*WHAT THIS TASK INVOLVES*. Set down again each entry exactly as it reads, pictures excluded.

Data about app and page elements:
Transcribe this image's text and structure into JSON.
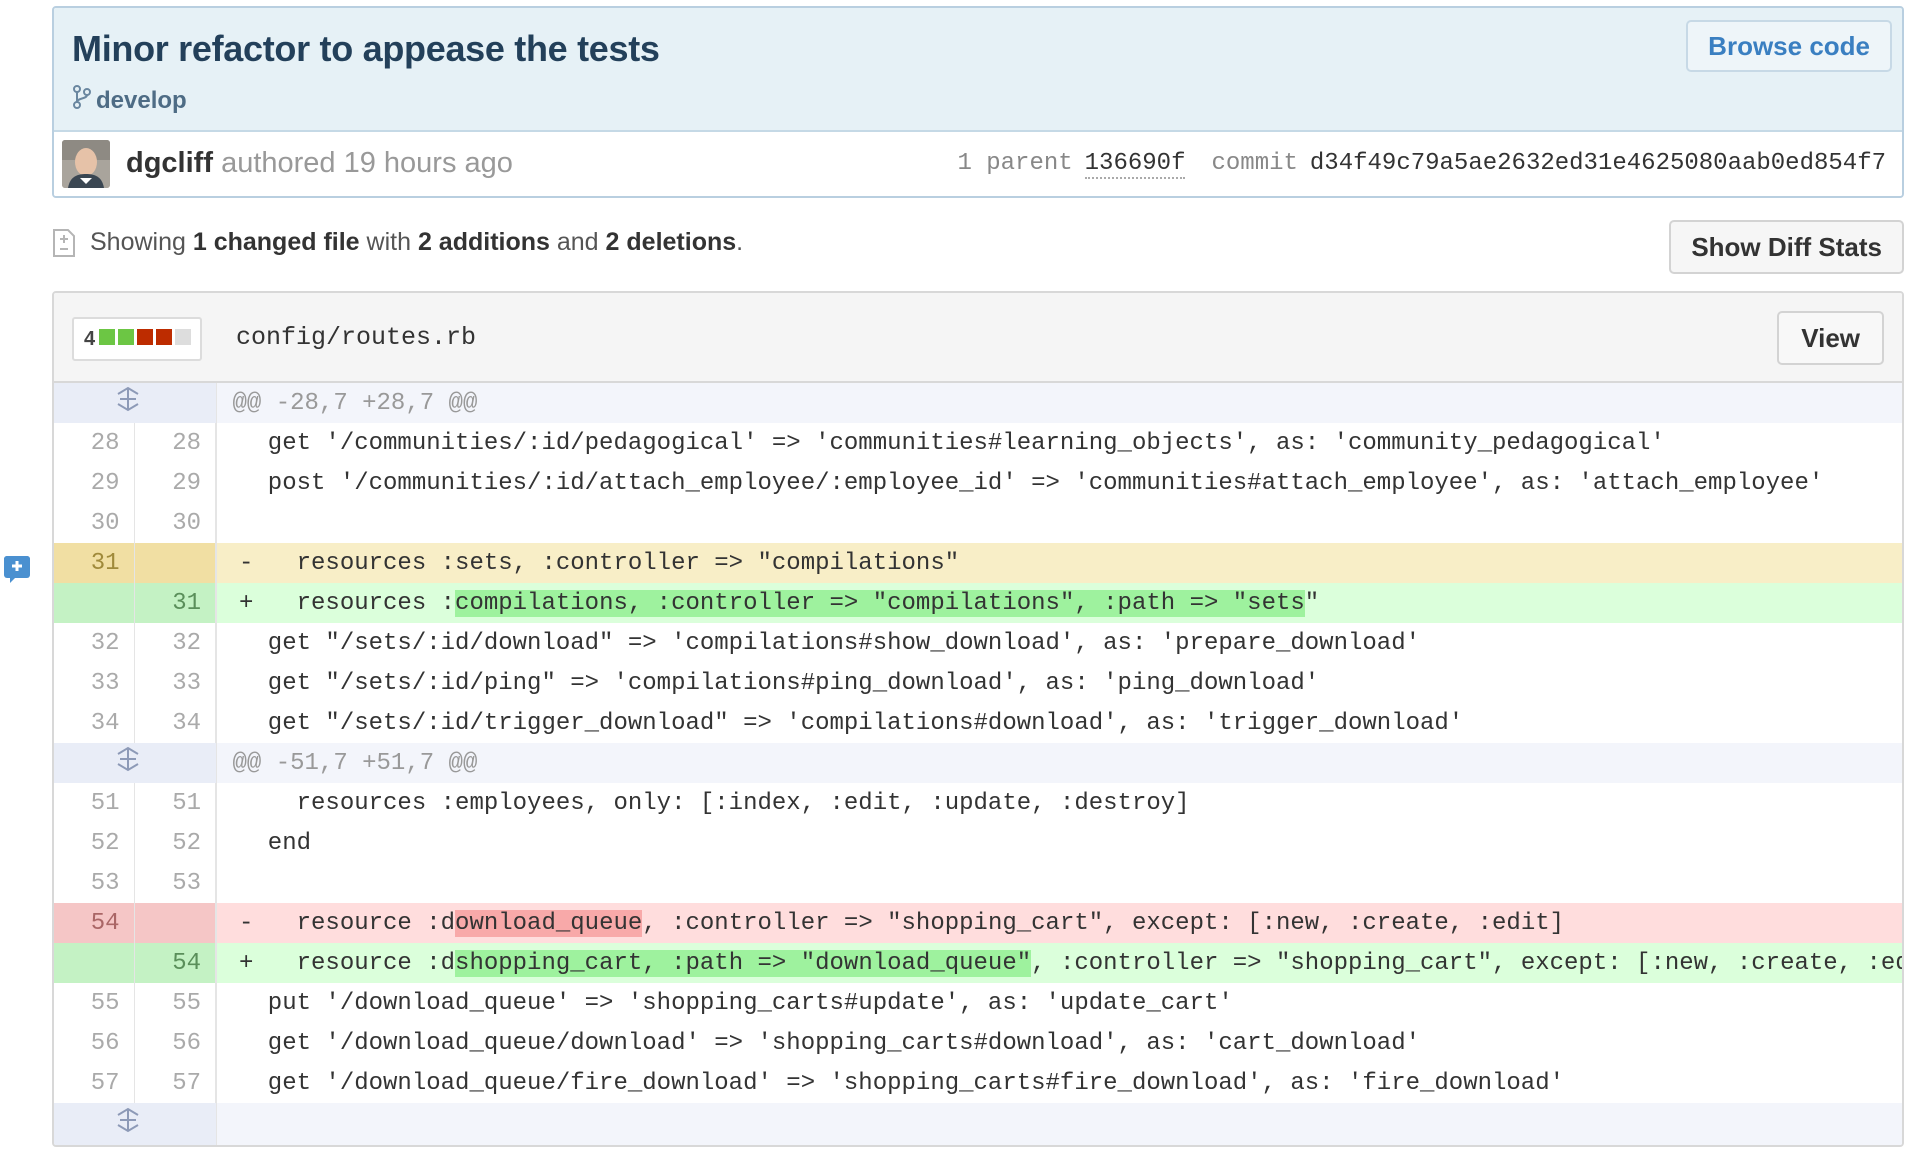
{
  "commit": {
    "title": "Minor refactor to appease the tests",
    "branch": "develop",
    "browse_label": "Browse code",
    "author": "dgcliff",
    "authored_text": "authored 19 hours ago",
    "parent_label": "1 parent",
    "parent_sha": "136690f",
    "commit_label": "commit",
    "commit_sha": "d34f49c79a5ae2632ed31e4625080aab0ed854f7"
  },
  "summary": {
    "showing": "Showing",
    "changed": "1 changed file",
    "with": "with",
    "additions": "2 additions",
    "and": "and",
    "deletions": "2 deletions",
    "period": ".",
    "diff_stats_label": "Show Diff Stats"
  },
  "file": {
    "changes": "4",
    "stat_colors": [
      "#6cc644",
      "#6cc644",
      "#bd2c00",
      "#bd2c00",
      "#dddddd"
    ],
    "name": "config/routes.rb",
    "view_label": "View"
  },
  "diff": [
    {
      "type": "hunk",
      "text": "@@ -28,7 +28,7 @@"
    },
    {
      "type": "ctx",
      "old": "28",
      "new": "28",
      "text": "  get '/communities/:id/pedagogical' => 'communities#learning_objects', as: 'community_pedagogical'"
    },
    {
      "type": "ctx",
      "old": "29",
      "new": "29",
      "text": "  post '/communities/:id/attach_employee/:employee_id' => 'communities#attach_employee', as: 'attach_employee'"
    },
    {
      "type": "ctx",
      "old": "30",
      "new": "30",
      "text": ""
    },
    {
      "type": "del-hl",
      "old": "31",
      "new": "",
      "text": "-   resources :sets, :controller => \"compilations\""
    },
    {
      "type": "add",
      "old": "",
      "new": "31",
      "pre": "+   resources :",
      "mark": "compilations, :controller => \"compilations\", :path => \"sets",
      "post": "\""
    },
    {
      "type": "ctx",
      "old": "32",
      "new": "32",
      "text": "  get \"/sets/:id/download\" => 'compilations#show_download', as: 'prepare_download'"
    },
    {
      "type": "ctx",
      "old": "33",
      "new": "33",
      "text": "  get \"/sets/:id/ping\" => 'compilations#ping_download', as: 'ping_download'"
    },
    {
      "type": "ctx",
      "old": "34",
      "new": "34",
      "text": "  get \"/sets/:id/trigger_download\" => 'compilations#download', as: 'trigger_download'"
    },
    {
      "type": "hunk",
      "text": "@@ -51,7 +51,7 @@"
    },
    {
      "type": "ctx",
      "old": "51",
      "new": "51",
      "text": "    resources :employees, only: [:index, :edit, :update, :destroy]"
    },
    {
      "type": "ctx",
      "old": "52",
      "new": "52",
      "text": "  end"
    },
    {
      "type": "ctx",
      "old": "53",
      "new": "53",
      "text": ""
    },
    {
      "type": "del",
      "old": "54",
      "new": "",
      "pre": "-   resource :d",
      "mark": "ownload_queue",
      "post": ", :controller => \"shopping_cart\", except: [:new, :create, :edit]"
    },
    {
      "type": "add",
      "old": "",
      "new": "54",
      "pre": "+   resource :d",
      "mark": "shopping_cart, :path => \"download_queue\"",
      "post": ", :controller => \"shopping_cart\", except: [:new, :create, :edit]"
    },
    {
      "type": "ctx",
      "old": "55",
      "new": "55",
      "text": "  put '/download_queue' => 'shopping_carts#update', as: 'update_cart'"
    },
    {
      "type": "ctx",
      "old": "56",
      "new": "56",
      "text": "  get '/download_queue/download' => 'shopping_carts#download', as: 'cart_download'"
    },
    {
      "type": "ctx",
      "old": "57",
      "new": "57",
      "text": "  get '/download_queue/fire_download' => 'shopping_carts#fire_download', as: 'fire_download'"
    }
  ]
}
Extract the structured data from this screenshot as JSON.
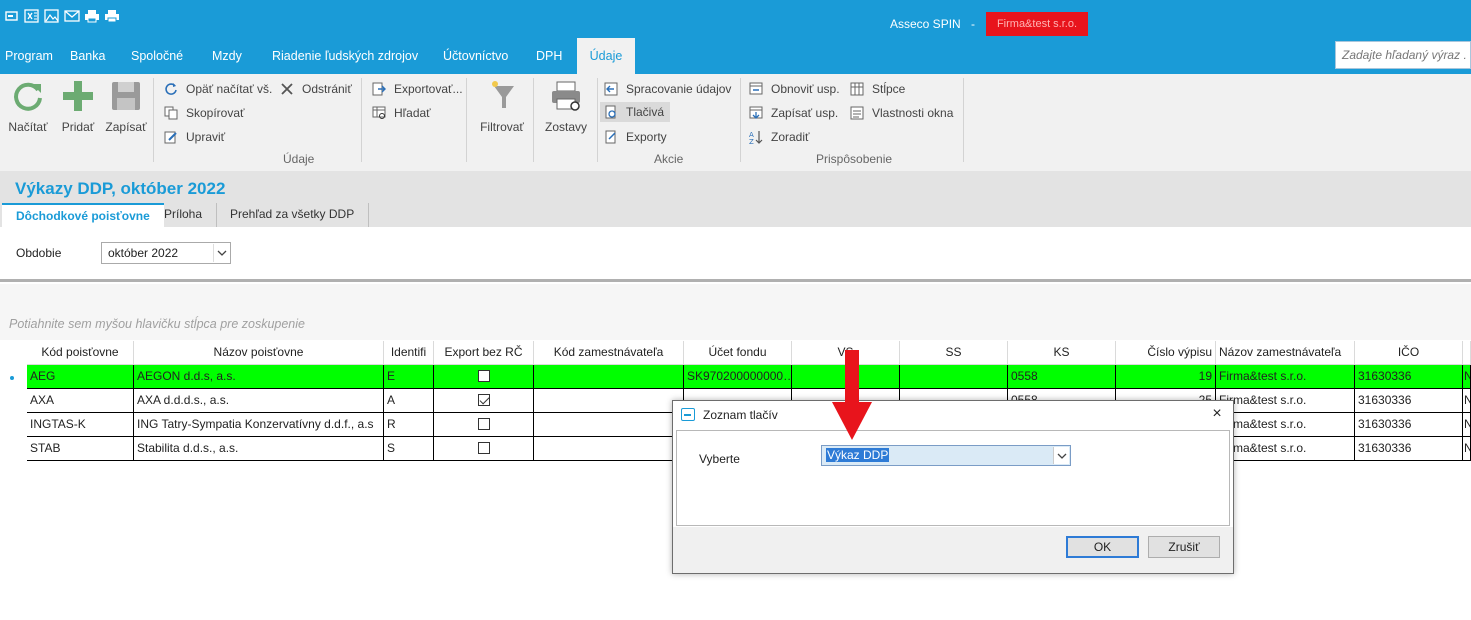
{
  "app": {
    "name": "Asseco SPIN",
    "separator": "-",
    "company": "Firma&test s.r.o."
  },
  "quick_access": [
    "window-icon",
    "excel-icon",
    "image-icon",
    "mail-icon",
    "print-icon",
    "print-preview-icon"
  ],
  "menu": {
    "items": [
      "Program",
      "Banka",
      "Spoločné",
      "Mzdy",
      "Riadenie ľudských zdrojov",
      "Účtovníctvo",
      "DPH",
      "Údaje"
    ],
    "active": "Údaje",
    "search_placeholder": "Zadajte hľadaný výraz . ."
  },
  "ribbon": {
    "udaje": {
      "nacitat": "Načítať",
      "pridat": "Pridať",
      "zapisat": "Zapísať",
      "opat_nacitat": "Opäť načítať vš.",
      "odstranit": "Odstrániť",
      "skopirovat": "Skopírovať",
      "upravit": "Upraviť",
      "label": "Údaje"
    },
    "export": {
      "exportovat": "Exportovať...",
      "hladat": "Hľadať"
    },
    "filter": {
      "filtrovat": "Filtrovať"
    },
    "akcie": {
      "zostavy": "Zostavy",
      "spracovanie": "Spracovanie údajov",
      "tlaciva": "Tlačivá",
      "exporty": "Exporty",
      "label": "Akcie"
    },
    "prisposobenie": {
      "obnovit": "Obnoviť usp.",
      "zapisat_usp": "Zapísať usp.",
      "zoradit": "Zoradiť",
      "stlpce": "Stĺpce",
      "vlastnosti": "Vlastnosti okna",
      "label": "Prispôsobenie"
    }
  },
  "page": {
    "title": "Výkazy DDP, október 2022",
    "tabs": [
      "Dôchodkové poisťovne",
      "Príloha",
      "Prehľad za všetky DDP"
    ],
    "active_tab": "Dôchodkové poisťovne",
    "period_label": "Obdobie",
    "period_value": "október 2022",
    "group_hint": "Potiahnite sem myšou hlavičku stĺpca pre zoskupenie"
  },
  "grid": {
    "columns": [
      "Kód poisťovne",
      "Názov poisťovne",
      "Identifi",
      "Export bez RČ",
      "Kód zamestnávateľa",
      "Účet fondu",
      "VS",
      "SS",
      "KS",
      "Číslo výpisu",
      "Názov zamestnávateľa",
      "IČO",
      "N"
    ],
    "rows": [
      {
        "kod": "AEG",
        "nazov": "AEGON d.d.s, a.s.",
        "ident": "E",
        "export": false,
        "kod_zam": "",
        "ucet": "SK970200000000…",
        "vs": "",
        "ss": "",
        "ks": "0558",
        "cislo": "19",
        "nazov_zam": "Firma&test s.r.o.",
        "ico": "31630336",
        "n": "N",
        "selected": true
      },
      {
        "kod": "AXA",
        "nazov": "AXA d.d.d.s., a.s.",
        "ident": "A",
        "export": true,
        "kod_zam": "",
        "ucet": "",
        "vs": "",
        "ss": "",
        "ks": "0558",
        "cislo": "25",
        "nazov_zam": "Firma&test s.r.o.",
        "ico": "31630336",
        "n": "N",
        "selected": false
      },
      {
        "kod": "INGTAS-K",
        "nazov": "ING Tatry-Sympatia Konzervatívny d.d.f., a.s",
        "ident": "R",
        "export": false,
        "kod_zam": "",
        "ucet": "",
        "vs": "",
        "ss": "",
        "ks": "",
        "cislo": "",
        "nazov_zam": "Firma&test s.r.o.",
        "ico": "31630336",
        "n": "N",
        "selected": false
      },
      {
        "kod": "STAB",
        "nazov": "Stabilita d.d.s., a.s.",
        "ident": "S",
        "export": false,
        "kod_zam": "",
        "ucet": "",
        "vs": "",
        "ss": "",
        "ks": "",
        "cislo": "",
        "nazov_zam": "Firma&test s.r.o.",
        "ico": "31630336",
        "n": "N",
        "selected": false
      }
    ]
  },
  "dialog": {
    "title": "Zoznam tlačív",
    "close": "×",
    "label": "Vyberte",
    "select_value": "Výkaz DDP",
    "ok": "OK",
    "cancel": "Zrušiť"
  },
  "colors": {
    "brand": "#1a9bd7",
    "selected_row": "#00ff00",
    "company_badge": "#e8141c",
    "annotation": "#d0142c"
  }
}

*SOLUTION BELOW*.
Transcribe this image's text and structure into JSON.
{
  "commit": {
    "title": "Minor refactor to appease the tests",
    "branch": "develop",
    "browse_label": "Browse code",
    "author": "dgcliff",
    "authored_text": "authored 19 hours ago",
    "parent_label": "1 parent",
    "parent_sha": "136690f",
    "commit_label": "commit",
    "commit_sha": "d34f49c79a5ae2632ed31e4625080aab0ed854f7"
  },
  "summary": {
    "showing": "Showing",
    "changed": "1 changed file",
    "with": "with",
    "additions": "2 additions",
    "and": "and",
    "deletions": "2 deletions",
    "period": ".",
    "diff_stats_label": "Show Diff Stats"
  },
  "file": {
    "changes": "4",
    "stat_colors": [
      "#6cc644",
      "#6cc644",
      "#bd2c00",
      "#bd2c00",
      "#dddddd"
    ],
    "name": "config/routes.rb",
    "view_label": "View"
  },
  "diff": [
    {
      "type": "hunk",
      "text": "@@ -28,7 +28,7 @@"
    },
    {
      "type": "ctx",
      "old": "28",
      "new": "28",
      "text": "  get '/communities/:id/pedagogical' => 'communities#learning_objects', as: 'community_pedagogical'"
    },
    {
      "type": "ctx",
      "old": "29",
      "new": "29",
      "text": "  post '/communities/:id/attach_employee/:employee_id' => 'communities#attach_employee', as: 'attach_employee'"
    },
    {
      "type": "ctx",
      "old": "30",
      "new": "30",
      "text": ""
    },
    {
      "type": "del-hl",
      "old": "31",
      "new": "",
      "text": "-   resources :sets, :controller => \"compilations\""
    },
    {
      "type": "add",
      "old": "",
      "new": "31",
      "pre": "+   resources :",
      "mark": "compilations, :controller => \"compilations\", :path => \"sets",
      "post": "\""
    },
    {
      "type": "ctx",
      "old": "32",
      "new": "32",
      "text": "  get \"/sets/:id/download\" => 'compilations#show_download', as: 'prepare_download'"
    },
    {
      "type": "ctx",
      "old": "33",
      "new": "33",
      "text": "  get \"/sets/:id/ping\" => 'compilations#ping_download', as: 'ping_download'"
    },
    {
      "type": "ctx",
      "old": "34",
      "new": "34",
      "text": "  get \"/sets/:id/trigger_download\" => 'compilations#download', as: 'trigger_download'"
    },
    {
      "type": "hunk",
      "text": "@@ -51,7 +51,7 @@"
    },
    {
      "type": "ctx",
      "old": "51",
      "new": "51",
      "text": "    resources :employees, only: [:index, :edit, :update, :destroy]"
    },
    {
      "type": "ctx",
      "old": "52",
      "new": "52",
      "text": "  end"
    },
    {
      "type": "ctx",
      "old": "53",
      "new": "53",
      "text": ""
    },
    {
      "type": "del",
      "old": "54",
      "new": "",
      "pre": "-   resource :d",
      "mark": "ownload_queue",
      "post": ", :controller => \"shopping_cart\", except: [:new, :create, :edit]"
    },
    {
      "type": "add",
      "old": "",
      "new": "54",
      "pre": "+   resource :d",
      "mark": "shopping_cart, :path => \"download_queue\"",
      "post": ", :controller => \"shopping_cart\", except: [:new, :create, :edit]"
    },
    {
      "type": "ctx",
      "old": "55",
      "new": "55",
      "text": "  put '/download_queue' => 'shopping_carts#update', as: 'update_cart'"
    },
    {
      "type": "ctx",
      "old": "56",
      "new": "56",
      "text": "  get '/download_queue/download' => 'shopping_carts#download', as: 'cart_download'"
    },
    {
      "type": "ctx",
      "old": "57",
      "new": "57",
      "text": "  get '/download_queue/fire_download' => 'shopping_carts#fire_download', as: 'fire_download'"
    }
  ]
}
Extract the structured data from this screenshot as JSON.
{
  "app": {
    "name": "Asseco SPIN",
    "separator": "-",
    "company": "Firma&test s.r.o."
  },
  "quick_access": [
    "window-icon",
    "excel-icon",
    "image-icon",
    "mail-icon",
    "print-icon",
    "print-preview-icon"
  ],
  "menu": {
    "items": [
      "Program",
      "Banka",
      "Spoločné",
      "Mzdy",
      "Riadenie ľudských zdrojov",
      "Účtovníctvo",
      "DPH",
      "Údaje"
    ],
    "active": "Údaje",
    "search_placeholder": "Zadajte hľadaný výraz . ."
  },
  "ribbon": {
    "udaje": {
      "nacitat": "Načítať",
      "pridat": "Pridať",
      "zapisat": "Zapísať",
      "opat_nacitat": "Opäť načítať vš.",
      "odstranit": "Odstrániť",
      "skopirovat": "Skopírovať",
      "upravit": "Upraviť",
      "label": "Údaje"
    },
    "export": {
      "exportovat": "Exportovať...",
      "hladat": "Hľadať"
    },
    "filter": {
      "filtrovat": "Filtrovať"
    },
    "akcie": {
      "zostavy": "Zostavy",
      "spracovanie": "Spracovanie údajov",
      "tlaciva": "Tlačivá",
      "exporty": "Exporty",
      "label": "Akcie"
    },
    "prisposobenie": {
      "obnovit": "Obnoviť usp.",
      "zapisat_usp": "Zapísať usp.",
      "zoradit": "Zoradiť",
      "stlpce": "Stĺpce",
      "vlastnosti": "Vlastnosti okna",
      "label": "Prispôsobenie"
    }
  },
  "page": {
    "title": "Výkazy DDP, október 2022",
    "tabs": [
      "Dôchodkové poisťovne",
      "Príloha",
      "Prehľad za všetky DDP"
    ],
    "active_tab": "Dôchodkové poisťovne",
    "period_label": "Obdobie",
    "period_value": "október 2022",
    "group_hint": "Potiahnite sem myšou hlavičku stĺpca pre zoskupenie"
  },
  "grid": {
    "columns": [
      "Kód poisťovne",
      "Názov poisťovne",
      "Identifi",
      "Export bez RČ",
      "Kód zamestnávateľa",
      "Účet fondu",
      "VS",
      "SS",
      "KS",
      "Číslo výpisu",
      "Názov zamestnávateľa",
      "IČO",
      "N"
    ],
    "rows": [
      {
        "kod": "AEG",
        "nazov": "AEGON d.d.s, a.s.",
        "ident": "E",
        "export": false,
        "kod_zam": "",
        "ucet": "SK970200000000…",
        "vs": "",
        "ss": "",
        "ks": "0558",
        "cislo": "19",
        "nazov_zam": "Firma&test s.r.o.",
        "ico": "31630336",
        "n": "N",
        "selected": true
      },
      {
        "kod": "AXA",
        "nazov": "AXA d.d.d.s., a.s.",
        "ident": "A",
        "export": true,
        "kod_zam": "",
        "ucet": "",
        "vs": "",
        "ss": "",
        "ks": "0558",
        "cislo": "25",
        "nazov_zam": "Firma&test s.r.o.",
        "ico": "31630336",
        "n": "N",
        "selected": false
      },
      {
        "kod": "INGTAS-K",
        "nazov": "ING Tatry-Sympatia Konzervatívny d.d.f., a.s",
        "ident": "R",
        "export": false,
        "kod_zam": "",
        "ucet": "",
        "vs": "",
        "ss": "",
        "ks": "",
        "cislo": "",
        "nazov_zam": "Firma&test s.r.o.",
        "ico": "31630336",
        "n": "N",
        "selected": false
      },
      {
        "kod": "STAB",
        "nazov": "Stabilita d.d.s., a.s.",
        "ident": "S",
        "export": false,
        "kod_zam": "",
        "ucet": "",
        "vs": "",
        "ss": "",
        "ks": "",
        "cislo": "",
        "nazov_zam": "Firma&test s.r.o.",
        "ico": "31630336",
        "n": "N",
        "selected": false
      }
    ]
  },
  "dialog": {
    "title": "Zoznam tlačív",
    "close": "×",
    "label": "Vyberte",
    "select_value": "Výkaz DDP",
    "ok": "OK",
    "cancel": "Zrušiť"
  },
  "colors": {
    "brand": "#1a9bd7",
    "selected_row": "#00ff00",
    "company_badge": "#e8141c",
    "annotation": "#d0142c"
  }
}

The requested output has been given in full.